MIT license

54KB
886 lines

Responder

Easy to use, easy to set up. Here's an example of a simple web-server

use responder::prelude::*;

fn main() {

    /*- Initiaize routes -*/
    let routes = Route::Stack("", &[
        Route::Stack("path", &[
            Route::Get("enpoint", endpoint),
            Route::Get("enpoint2", some_other_endpoint),
        ]),
    ]);

    /*- Initiaize server -*/
    Server::new()
        // This will be localhost, use 
        // 0.0.0.0 if using e.g. docker
        .address("127.0.0.1") 
        .port(8080)

        // Serve static files from a folder
        .serve("./static")
        .routes(routes)
        .start()
        .unwrap();

    // Go to 'localhost:8080/path/enpoint' to see results
}

Simple, isn't it? Now where and how do I handle all my requests?

The Stream and Respond structs help you manage incoming requests as well as providing you many options for building http-responses.

---> Stream

The Stream struct is passed as a parameter to every endpoint-function. It contains valuable information, together with salient methods for your needs. Here's an exaple of an endpoint function utilizing the features of the Stream struct:

/* Will respond with the http-status code 200 */
fn endpoint(stream:&mut Stream) -> () {
    stream.respond_status(200);
}

---> Respond

The Respond struct is used to construct HTTP responses. It's mostly constructed using the "builder pattern". Here's one example of how it could be used:

/* Will respond with some text */
fn endpoint(stream:&mut Stream) -> () {
    stream.respond(
        200,
        Respond::new()
            .text("Hello, world!")
    );
}

Security 🚨

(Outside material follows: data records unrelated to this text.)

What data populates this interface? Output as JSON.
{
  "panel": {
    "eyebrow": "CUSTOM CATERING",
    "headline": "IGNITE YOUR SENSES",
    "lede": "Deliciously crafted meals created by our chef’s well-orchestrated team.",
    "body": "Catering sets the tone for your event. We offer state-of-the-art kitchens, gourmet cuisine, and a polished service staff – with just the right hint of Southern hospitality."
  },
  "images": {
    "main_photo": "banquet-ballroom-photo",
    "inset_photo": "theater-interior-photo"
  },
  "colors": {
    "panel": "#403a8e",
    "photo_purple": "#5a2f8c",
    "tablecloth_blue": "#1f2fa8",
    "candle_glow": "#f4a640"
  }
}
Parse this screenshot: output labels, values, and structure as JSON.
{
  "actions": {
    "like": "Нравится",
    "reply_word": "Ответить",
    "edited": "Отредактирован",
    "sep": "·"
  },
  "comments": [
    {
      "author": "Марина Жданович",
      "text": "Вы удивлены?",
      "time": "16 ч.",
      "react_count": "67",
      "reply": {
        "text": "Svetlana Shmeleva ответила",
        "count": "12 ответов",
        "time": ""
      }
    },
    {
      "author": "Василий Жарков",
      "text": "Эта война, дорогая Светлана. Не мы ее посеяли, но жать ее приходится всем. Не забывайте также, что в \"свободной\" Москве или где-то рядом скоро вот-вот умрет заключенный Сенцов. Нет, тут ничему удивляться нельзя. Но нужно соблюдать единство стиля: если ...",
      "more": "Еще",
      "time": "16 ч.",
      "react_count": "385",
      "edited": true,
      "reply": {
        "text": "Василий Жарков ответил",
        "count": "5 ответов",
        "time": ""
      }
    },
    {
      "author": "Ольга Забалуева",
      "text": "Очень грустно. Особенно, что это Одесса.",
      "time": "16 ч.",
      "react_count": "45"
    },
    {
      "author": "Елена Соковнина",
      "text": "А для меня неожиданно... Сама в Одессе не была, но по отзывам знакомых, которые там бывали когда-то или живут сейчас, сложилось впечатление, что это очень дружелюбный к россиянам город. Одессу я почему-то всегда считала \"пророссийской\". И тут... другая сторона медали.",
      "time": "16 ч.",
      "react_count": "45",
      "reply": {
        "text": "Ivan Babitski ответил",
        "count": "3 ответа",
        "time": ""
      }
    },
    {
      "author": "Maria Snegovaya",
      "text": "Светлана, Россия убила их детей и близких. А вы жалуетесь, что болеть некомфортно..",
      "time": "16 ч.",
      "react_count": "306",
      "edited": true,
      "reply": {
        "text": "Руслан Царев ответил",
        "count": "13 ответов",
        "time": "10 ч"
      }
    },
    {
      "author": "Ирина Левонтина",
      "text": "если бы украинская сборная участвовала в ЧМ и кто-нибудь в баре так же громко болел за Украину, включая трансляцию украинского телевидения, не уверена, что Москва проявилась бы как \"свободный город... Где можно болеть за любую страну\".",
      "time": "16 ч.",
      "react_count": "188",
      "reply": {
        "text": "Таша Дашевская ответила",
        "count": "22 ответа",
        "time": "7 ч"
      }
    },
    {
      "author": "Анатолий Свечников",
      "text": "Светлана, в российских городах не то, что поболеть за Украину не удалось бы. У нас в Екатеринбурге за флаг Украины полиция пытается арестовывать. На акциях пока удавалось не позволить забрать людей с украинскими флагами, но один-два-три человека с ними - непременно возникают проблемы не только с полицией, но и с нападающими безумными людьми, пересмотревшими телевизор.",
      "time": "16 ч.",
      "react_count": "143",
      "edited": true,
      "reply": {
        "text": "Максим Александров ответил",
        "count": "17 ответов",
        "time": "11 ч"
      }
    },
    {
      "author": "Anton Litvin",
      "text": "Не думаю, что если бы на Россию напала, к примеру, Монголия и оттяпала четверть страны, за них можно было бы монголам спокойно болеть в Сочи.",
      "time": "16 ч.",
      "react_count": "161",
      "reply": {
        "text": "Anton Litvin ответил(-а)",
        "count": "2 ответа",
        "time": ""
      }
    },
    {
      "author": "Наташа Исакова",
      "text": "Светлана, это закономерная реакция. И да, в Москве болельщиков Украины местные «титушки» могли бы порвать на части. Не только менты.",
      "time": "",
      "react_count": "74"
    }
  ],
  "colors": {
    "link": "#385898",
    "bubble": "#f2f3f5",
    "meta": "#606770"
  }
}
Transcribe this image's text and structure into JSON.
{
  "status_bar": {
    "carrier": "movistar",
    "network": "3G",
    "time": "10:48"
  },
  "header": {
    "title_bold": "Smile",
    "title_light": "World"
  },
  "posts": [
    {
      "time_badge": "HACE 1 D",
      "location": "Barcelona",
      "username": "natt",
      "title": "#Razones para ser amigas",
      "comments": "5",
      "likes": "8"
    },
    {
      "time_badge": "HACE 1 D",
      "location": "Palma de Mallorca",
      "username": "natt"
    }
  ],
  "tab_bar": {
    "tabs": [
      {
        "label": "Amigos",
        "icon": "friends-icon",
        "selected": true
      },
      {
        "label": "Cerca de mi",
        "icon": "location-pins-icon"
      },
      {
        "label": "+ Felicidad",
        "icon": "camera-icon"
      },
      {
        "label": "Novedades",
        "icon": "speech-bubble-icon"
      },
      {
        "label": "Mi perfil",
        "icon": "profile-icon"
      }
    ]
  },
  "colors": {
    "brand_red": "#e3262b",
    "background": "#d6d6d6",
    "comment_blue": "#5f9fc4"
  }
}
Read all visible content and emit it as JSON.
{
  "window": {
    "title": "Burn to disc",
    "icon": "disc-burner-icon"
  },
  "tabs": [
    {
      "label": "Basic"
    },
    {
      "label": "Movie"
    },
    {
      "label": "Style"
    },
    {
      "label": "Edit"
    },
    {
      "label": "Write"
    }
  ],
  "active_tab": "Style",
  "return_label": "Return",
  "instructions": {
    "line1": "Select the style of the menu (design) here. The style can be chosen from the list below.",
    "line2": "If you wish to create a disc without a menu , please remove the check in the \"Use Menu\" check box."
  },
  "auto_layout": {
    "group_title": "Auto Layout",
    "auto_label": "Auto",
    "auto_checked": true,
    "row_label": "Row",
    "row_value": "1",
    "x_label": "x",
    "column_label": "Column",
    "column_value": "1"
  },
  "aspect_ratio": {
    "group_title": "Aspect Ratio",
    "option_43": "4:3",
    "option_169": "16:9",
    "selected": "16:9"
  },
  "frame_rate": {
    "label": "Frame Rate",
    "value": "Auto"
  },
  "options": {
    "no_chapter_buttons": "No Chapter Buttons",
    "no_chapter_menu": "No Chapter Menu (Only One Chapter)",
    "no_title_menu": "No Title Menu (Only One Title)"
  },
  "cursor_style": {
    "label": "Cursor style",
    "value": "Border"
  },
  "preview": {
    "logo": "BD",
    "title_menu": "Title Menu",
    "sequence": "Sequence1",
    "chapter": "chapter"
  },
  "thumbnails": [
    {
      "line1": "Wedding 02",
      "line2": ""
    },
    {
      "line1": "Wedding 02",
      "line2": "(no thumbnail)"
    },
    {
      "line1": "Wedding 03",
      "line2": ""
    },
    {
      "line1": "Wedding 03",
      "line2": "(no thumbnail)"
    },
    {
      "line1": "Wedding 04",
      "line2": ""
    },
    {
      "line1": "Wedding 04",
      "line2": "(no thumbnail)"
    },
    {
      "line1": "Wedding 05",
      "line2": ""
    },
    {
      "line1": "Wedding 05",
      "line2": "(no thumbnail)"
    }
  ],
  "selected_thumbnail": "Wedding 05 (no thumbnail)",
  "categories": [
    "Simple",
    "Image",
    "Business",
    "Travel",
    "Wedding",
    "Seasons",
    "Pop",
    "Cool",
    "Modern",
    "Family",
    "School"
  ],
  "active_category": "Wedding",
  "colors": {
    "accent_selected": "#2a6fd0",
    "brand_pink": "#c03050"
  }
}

Now that we've covered the basics of responder, we'll shortly dig into the security. Rust, by default is secure. Therefore we don't need to be worried about memory leaks and more. However, that won't stop people from getting access to restricted endpoints. responder has a solution for that. It's called origin-control. It's an enum variant in the Route struct named ControlledStack, and it's main purpose is to check wether the incoming request meets some criteria, and then either ditch the request, or grant it access to the inner endpoints. Here's an example of how you could do that:

let routes = &[
    /* Will be accessible to all requests */
    Route::Get("non-admin", non_admin_page),

    /* Everything inside `Route::ControlledStack`
        will be accessible to all requests matching
        the `origin_control` functions criteria */
    Route::ControlledStack(origin_control, "admin", &[
        Route::Get("secret-data", secret_data),
    ])
];

/* Create the origin control function */
fn origin_control_function(stream:&mut Stream) -> bool {
    /* Check if request has the correct token */
    if let Some(token) = stream.headers.get("token") {
        if token == &"password123" {
            /* Return true indicating that
                the request matches criteria */
            return true
        };
    };

    /* Return false indicating that the
        request does not match criteria */
    false
}

Dependencies